Interesting article over on Billboard this week about how Janet Jackson is starting her “Rock With U” tour, even with her label deal in jeopardy at Island Def Jam. It really brings up some interesting questions about how an artist like Janet positions herself in the music marketplace going forward, with the model changing almost daily.
First off, let me clarify my biases. While many of my contemporaries have been riding on the Madonna and Mariah bandwagons since the 80s and 90s, Janet has always been my girl. Even with her insistence on turning every record into “Sexy Time”, I still find her very relevant. She does bring an interesting perspective to her music, and she definitely knows how to hop on pop trend. The problem she’s run into on the last few CDs is that she’s been behind the pop curve, instead of leading it. Whether it’s losing some confidence in her instincts, or just trying to play it safe, I believe that’s where she’s gone wrong…
…which is why the whole Discipline fiasco is so frustrating to me. This one jumped AHEAD of the curve in some respects, or at the very least, was running parallel to current trends.

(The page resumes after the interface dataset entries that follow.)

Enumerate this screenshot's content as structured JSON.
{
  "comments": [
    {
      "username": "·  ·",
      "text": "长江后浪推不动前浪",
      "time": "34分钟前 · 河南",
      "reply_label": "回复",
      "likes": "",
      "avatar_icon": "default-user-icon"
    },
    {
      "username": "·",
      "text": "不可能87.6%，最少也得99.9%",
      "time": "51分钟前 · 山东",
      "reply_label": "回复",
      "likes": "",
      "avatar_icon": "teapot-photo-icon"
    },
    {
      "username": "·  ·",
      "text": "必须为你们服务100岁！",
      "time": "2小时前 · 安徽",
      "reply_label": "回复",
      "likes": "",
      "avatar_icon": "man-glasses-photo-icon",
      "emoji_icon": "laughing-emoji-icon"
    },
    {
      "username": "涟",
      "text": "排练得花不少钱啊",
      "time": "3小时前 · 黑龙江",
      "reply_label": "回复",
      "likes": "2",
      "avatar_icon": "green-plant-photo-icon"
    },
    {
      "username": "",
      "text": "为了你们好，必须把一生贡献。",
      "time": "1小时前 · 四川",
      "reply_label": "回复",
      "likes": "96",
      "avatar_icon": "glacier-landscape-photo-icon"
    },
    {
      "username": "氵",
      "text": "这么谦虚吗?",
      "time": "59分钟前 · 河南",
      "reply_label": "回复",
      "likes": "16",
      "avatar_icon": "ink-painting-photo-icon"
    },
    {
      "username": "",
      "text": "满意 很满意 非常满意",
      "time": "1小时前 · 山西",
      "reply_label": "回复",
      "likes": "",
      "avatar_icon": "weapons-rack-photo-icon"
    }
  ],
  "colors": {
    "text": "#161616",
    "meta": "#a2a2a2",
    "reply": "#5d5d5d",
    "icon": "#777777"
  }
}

The synths on “Luv”, the percolating beat that drives “Rock With U”, and the futuristic, vocoder-ish “Feedback”…on paper it should be a winner, and yet it didn’t connect.
In watching it all go down, I think there are two issues here. First off, I blame radio for not hopping on an obvious hit with “Feedback”. When Discipline was released, the individual sales of “Feedback” sent the track racing back up the Hot 100, showing that there was some demand for this track in the marketplace. The song started to move back up some playlists a bit, but the scattered response to the track had already doomed any impact that the song would make on the charts. With one failure under her belt, the album had “flop” written all over it, and the second singles (“Rock With U” for pop, “Luv” for R&B) became non-starters.
Flash forward a couple of months later, and Janet made comments that reveal culprit number two. Janet talked about not knowing what was going on with her label, and that fans would probably not get a third single off the record. For a label releasing the first album of an established artist, it really seems like internal forces put the brakes on promotion a bit prematurely. Granted, Janet’s not going to sell records like she did in the early 90s, but there’s got to be some effort there. The record was her best-reviewed work in years, and (once again noting my bias) it definitely deserved a better promotion than it got. If anything, the promotion Janet got should make Kylie Minogue fans feel better about how her record was promoted. Not that I’m justifying it.
So how does Janet take a career that’s clearly on the decline and at least minimize the damage, if not reverse it? First off, she needs to do everything under the sun to fill every seat at every show of this tour. You’ll notice that she’s playing more second-tier cities this time around (NYC JUST was added to the itinerary a week ago or so). That will show that she still has the fan base to support her career going forward. Next, when IDJ releases her from contractual obligations (and you KNOW they will), Janet needs to negotiate a contract where the label invests in the promotion first, and she gets paid on the results. Seriously…is the girl hurtin’ for money? This has to be an “I give, you give” type of scenario. Plan B would be for her to attempt a Prince-like alternative for distributing new music, and finding ways to tie in releases, tours and merchandise into a self-perpetuating circle that will keep her fans happy long-term.
There. Problem solved. I’ll just sit here now wait for her handlers to come pick me up in the limo. While I’m waiting, though…any other ideas for what Janet needs to do from here?